◆ **WHAT IS BEING ASKED**:
Lines containing "value" should be pulled from the material below.

◆ **RECORDS SUPPLIED**:
===
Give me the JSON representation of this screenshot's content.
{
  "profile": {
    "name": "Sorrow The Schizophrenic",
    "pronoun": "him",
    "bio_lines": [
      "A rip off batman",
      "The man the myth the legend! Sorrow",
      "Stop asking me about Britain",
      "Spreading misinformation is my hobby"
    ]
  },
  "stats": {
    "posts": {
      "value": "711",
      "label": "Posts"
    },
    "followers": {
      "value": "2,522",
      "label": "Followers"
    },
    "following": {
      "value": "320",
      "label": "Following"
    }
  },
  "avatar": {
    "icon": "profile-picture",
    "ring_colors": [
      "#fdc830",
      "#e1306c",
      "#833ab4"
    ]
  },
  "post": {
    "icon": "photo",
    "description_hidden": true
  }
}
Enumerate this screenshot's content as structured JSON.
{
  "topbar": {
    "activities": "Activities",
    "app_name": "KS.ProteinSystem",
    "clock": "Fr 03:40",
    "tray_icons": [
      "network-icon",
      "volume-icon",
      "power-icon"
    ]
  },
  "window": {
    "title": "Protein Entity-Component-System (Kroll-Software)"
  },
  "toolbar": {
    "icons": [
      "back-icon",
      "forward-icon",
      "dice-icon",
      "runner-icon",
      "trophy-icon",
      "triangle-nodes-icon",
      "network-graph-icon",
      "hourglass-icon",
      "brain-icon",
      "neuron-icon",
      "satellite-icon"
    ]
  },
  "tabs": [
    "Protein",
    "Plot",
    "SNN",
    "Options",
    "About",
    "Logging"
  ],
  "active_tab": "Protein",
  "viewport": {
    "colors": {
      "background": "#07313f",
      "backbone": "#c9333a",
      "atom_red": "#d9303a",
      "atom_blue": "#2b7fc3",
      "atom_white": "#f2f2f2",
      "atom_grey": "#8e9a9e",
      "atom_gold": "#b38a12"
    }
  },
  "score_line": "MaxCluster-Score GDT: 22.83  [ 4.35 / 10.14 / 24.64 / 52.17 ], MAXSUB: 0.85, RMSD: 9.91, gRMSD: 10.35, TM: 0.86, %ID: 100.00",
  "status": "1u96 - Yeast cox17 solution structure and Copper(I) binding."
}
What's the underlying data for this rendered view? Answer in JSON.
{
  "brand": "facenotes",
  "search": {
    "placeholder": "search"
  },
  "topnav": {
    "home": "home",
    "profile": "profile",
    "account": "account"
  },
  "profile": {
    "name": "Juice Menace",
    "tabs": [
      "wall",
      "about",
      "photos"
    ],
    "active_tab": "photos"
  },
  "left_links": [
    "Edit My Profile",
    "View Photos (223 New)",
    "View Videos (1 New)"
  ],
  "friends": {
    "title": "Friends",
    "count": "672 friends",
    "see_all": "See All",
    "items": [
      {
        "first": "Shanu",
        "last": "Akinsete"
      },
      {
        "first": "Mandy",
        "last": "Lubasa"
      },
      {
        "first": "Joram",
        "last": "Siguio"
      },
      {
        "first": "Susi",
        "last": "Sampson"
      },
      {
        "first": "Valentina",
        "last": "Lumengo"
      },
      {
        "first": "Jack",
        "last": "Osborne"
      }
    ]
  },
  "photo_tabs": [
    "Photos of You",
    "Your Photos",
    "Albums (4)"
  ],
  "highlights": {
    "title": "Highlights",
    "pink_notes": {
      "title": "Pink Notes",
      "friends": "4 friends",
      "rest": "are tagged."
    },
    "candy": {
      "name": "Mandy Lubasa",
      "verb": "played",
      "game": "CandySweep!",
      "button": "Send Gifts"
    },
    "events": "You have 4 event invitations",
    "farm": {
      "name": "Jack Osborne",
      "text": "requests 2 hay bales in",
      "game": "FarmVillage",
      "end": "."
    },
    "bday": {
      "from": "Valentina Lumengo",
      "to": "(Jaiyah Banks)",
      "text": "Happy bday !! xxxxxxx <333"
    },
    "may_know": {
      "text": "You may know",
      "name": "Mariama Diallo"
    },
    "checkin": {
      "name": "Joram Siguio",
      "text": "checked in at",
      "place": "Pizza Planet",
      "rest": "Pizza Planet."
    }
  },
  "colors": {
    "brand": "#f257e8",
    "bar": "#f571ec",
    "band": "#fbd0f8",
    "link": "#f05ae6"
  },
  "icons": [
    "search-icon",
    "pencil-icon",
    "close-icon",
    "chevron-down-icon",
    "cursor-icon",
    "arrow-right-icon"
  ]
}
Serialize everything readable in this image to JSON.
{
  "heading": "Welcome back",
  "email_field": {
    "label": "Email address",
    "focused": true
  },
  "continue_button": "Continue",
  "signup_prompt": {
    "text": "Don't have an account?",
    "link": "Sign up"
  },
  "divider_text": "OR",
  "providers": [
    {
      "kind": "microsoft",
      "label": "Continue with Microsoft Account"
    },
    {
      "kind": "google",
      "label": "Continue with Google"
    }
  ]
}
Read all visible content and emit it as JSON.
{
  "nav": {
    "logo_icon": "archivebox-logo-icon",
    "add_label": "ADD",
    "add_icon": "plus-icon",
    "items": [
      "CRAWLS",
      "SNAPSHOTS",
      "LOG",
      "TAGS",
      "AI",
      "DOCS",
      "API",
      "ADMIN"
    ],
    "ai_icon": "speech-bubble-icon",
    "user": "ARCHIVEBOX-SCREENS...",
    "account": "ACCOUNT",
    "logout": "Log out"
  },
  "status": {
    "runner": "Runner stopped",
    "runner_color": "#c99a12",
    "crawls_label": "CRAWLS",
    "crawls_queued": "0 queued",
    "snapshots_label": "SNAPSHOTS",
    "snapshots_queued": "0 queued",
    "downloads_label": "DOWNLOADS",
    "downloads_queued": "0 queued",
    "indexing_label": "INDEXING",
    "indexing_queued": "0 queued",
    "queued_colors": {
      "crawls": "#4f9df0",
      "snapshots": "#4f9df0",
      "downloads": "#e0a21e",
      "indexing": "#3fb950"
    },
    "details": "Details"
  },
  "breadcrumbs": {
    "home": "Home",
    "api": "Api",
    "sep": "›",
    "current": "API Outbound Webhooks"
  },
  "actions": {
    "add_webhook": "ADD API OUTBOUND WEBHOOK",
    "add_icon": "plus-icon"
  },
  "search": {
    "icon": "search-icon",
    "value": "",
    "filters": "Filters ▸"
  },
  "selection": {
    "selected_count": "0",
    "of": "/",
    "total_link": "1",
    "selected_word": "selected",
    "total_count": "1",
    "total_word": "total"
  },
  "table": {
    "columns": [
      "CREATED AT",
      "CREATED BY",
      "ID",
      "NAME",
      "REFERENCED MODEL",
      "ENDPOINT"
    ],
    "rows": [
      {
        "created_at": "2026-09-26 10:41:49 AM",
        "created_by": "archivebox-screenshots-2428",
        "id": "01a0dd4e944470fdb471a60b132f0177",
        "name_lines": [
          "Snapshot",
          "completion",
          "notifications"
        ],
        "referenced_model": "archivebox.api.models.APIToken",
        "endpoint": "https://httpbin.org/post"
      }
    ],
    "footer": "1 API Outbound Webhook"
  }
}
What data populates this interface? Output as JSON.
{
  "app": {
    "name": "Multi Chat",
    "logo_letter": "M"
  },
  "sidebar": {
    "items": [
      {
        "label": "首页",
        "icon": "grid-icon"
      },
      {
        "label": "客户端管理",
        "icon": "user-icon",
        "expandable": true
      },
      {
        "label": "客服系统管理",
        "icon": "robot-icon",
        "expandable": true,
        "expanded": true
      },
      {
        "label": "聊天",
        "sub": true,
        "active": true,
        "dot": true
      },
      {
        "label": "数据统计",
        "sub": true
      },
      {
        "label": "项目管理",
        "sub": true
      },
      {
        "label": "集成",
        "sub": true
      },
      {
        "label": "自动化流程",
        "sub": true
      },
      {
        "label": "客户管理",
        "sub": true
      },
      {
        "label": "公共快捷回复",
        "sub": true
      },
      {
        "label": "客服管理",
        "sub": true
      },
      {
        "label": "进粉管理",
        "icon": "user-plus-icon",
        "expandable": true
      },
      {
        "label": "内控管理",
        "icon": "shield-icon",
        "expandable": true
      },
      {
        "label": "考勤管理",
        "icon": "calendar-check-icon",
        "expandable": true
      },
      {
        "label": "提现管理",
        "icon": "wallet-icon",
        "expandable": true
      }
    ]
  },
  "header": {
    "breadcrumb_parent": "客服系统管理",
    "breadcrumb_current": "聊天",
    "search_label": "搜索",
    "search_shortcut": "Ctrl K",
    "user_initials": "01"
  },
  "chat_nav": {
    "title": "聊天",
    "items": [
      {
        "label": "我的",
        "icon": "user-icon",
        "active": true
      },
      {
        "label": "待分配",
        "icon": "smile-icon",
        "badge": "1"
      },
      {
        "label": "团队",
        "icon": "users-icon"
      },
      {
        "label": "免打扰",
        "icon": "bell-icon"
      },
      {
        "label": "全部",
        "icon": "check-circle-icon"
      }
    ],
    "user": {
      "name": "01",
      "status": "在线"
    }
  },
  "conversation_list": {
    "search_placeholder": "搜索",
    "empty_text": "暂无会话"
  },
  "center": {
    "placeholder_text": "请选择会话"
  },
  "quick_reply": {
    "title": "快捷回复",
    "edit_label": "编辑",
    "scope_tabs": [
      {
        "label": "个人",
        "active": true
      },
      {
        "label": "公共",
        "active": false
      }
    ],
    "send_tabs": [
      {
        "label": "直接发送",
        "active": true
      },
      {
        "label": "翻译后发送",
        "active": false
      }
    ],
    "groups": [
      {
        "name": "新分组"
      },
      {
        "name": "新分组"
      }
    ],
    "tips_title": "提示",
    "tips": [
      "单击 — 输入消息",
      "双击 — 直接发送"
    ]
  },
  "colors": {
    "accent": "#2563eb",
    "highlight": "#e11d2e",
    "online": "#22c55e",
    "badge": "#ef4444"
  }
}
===
◆ **SOLUTION BELOW**:
      "value": "711",
      "value": "2,522",
      "value": "320",
    "value": "",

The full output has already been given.